There were also many modifications in the Block 5 booster stage related to better reusability that were not critical for human-rating. SpaceX reinforced the landing legs, upgraded the grid fins, added a carbon fiber interstage, added a heat resistant external paint, and upgraded the engines. For more information about the changes in Block 5, and the other Blocks of the Falcon 9, check out this video by the Everyday Astronaut:
What is the gray stripe on the second stage?
This GPS mission marks the return of the gray stripe around the RP-1 tank on the second stage. The stripe first appeared on July 25, 2019, for the launch of CRS-18.
As objects in space are really hot while in the sun, and really cold while in a shadow, maintaining the cryogenic temperature of liquid oxygen is no easy feat. SpaceX has added the gray stripe because it acts as a heatsink for the LOX tank, warming up the RP-1 instead of the LOX. This is done to ensure that the propellent temperatures are good for a second engine start (SES) over an hour after launch. This is ideal as RP-1’s boiling point as around 220 K higher and can handle the slight increase in temperature. Furthermore, RP-1 has a higher specific heat capacity further increasing the stripe’s effect.
Falcon 9 Booster B1060
The booster supporting the GPS Block II SV03 mission is B1060. To prepare for this launch, the booster was static fired on June 25, 2020. This is this boosters first flight, hence its designation is B1060.1
SpaceX is the first company to recover and reuse fairings. SpaceX will not be attempting to catching the fairing halves on this launch, but they will be fished out of the water — one half on Go Ms. Tree and the other on Go Ms. Chief.

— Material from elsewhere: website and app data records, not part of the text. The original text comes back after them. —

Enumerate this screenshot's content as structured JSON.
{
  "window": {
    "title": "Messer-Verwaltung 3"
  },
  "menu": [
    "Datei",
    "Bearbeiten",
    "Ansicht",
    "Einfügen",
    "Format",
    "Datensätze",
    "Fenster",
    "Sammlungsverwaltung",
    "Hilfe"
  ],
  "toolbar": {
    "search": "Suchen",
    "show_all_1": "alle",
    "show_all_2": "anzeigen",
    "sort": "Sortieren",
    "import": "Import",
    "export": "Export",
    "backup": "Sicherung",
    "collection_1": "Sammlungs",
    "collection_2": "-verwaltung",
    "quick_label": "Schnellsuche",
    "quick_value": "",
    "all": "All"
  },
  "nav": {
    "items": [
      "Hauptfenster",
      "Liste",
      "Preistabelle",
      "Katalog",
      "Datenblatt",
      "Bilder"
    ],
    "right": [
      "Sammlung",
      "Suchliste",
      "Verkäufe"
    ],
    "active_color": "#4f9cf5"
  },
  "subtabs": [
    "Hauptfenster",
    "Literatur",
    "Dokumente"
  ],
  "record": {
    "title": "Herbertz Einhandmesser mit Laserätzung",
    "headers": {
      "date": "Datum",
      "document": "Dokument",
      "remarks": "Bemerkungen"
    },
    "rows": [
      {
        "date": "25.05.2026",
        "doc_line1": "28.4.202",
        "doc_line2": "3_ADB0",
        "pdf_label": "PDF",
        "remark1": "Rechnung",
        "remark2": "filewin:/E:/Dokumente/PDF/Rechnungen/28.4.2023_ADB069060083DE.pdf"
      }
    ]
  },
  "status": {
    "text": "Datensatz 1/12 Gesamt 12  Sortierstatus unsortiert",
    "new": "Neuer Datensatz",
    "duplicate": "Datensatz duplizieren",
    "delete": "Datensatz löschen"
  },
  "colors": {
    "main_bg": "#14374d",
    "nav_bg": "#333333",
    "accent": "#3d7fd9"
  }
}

GPS Block III SV03 First Stage Landing
After boosting the second stage, along with its GPS Block 3 satellite toward orbit, the first stage will perform an entry burn. The purpose for the burn is to slow the vehicle down to prepare it for atmospheric reentry. The booster will then land approximately 630 km downrange aboard SpaceX’s Autonomous Spaceport Done Ship (ASDS) Just Read The Instructions.
GPS Block III SV03 Full Mission Profile
– 00:38:00 SpaceX Launch Director verifies go for propellant load.
– 00:35:00 RP-1 (rocket grade kerosene) loading underway.
– 00:35:00 1st stage LOX (liquid oxygen) loading underway
– 00:16:00 2nd stage LOX loading underway
– 00:07:00 Falcon 9 begins engine chill prior to launch
– 00:01:00 Command flight computer to begin final prelaunch checks
– 00:01:00 Propellant tank pressurization to flight pressure begins
– 00:00:45 SpaceX Launch Director verifies go for launch
– 00:00:03 Engine controller commands engine ignition sequence to start
– 00:00:00 Falcon 9 Liftoff
Launch, Landing, and Satellite Deployment*
00:01:11 Max Q (moment of peak mechanical stress on the rocket)
00:02:31 1st stage main engine cutoff (MECO)
00:02:35 1st and 2nd stages separate
00:02:42 2nd stage engine start (SES-1)
00:03:28 Fairing deployment
00:06:45 1st stage entry burn complete
00:08:07 2nd stage engine cutoff (SECO-1)
00:08:30 1st stage landing
01:03:28 2nd stage engine start (SES-2)
01:04:13 2nd stage engine cutoff (SECO-2)
01:29:14 GPS Block III SV03 deployment
* All times are approximate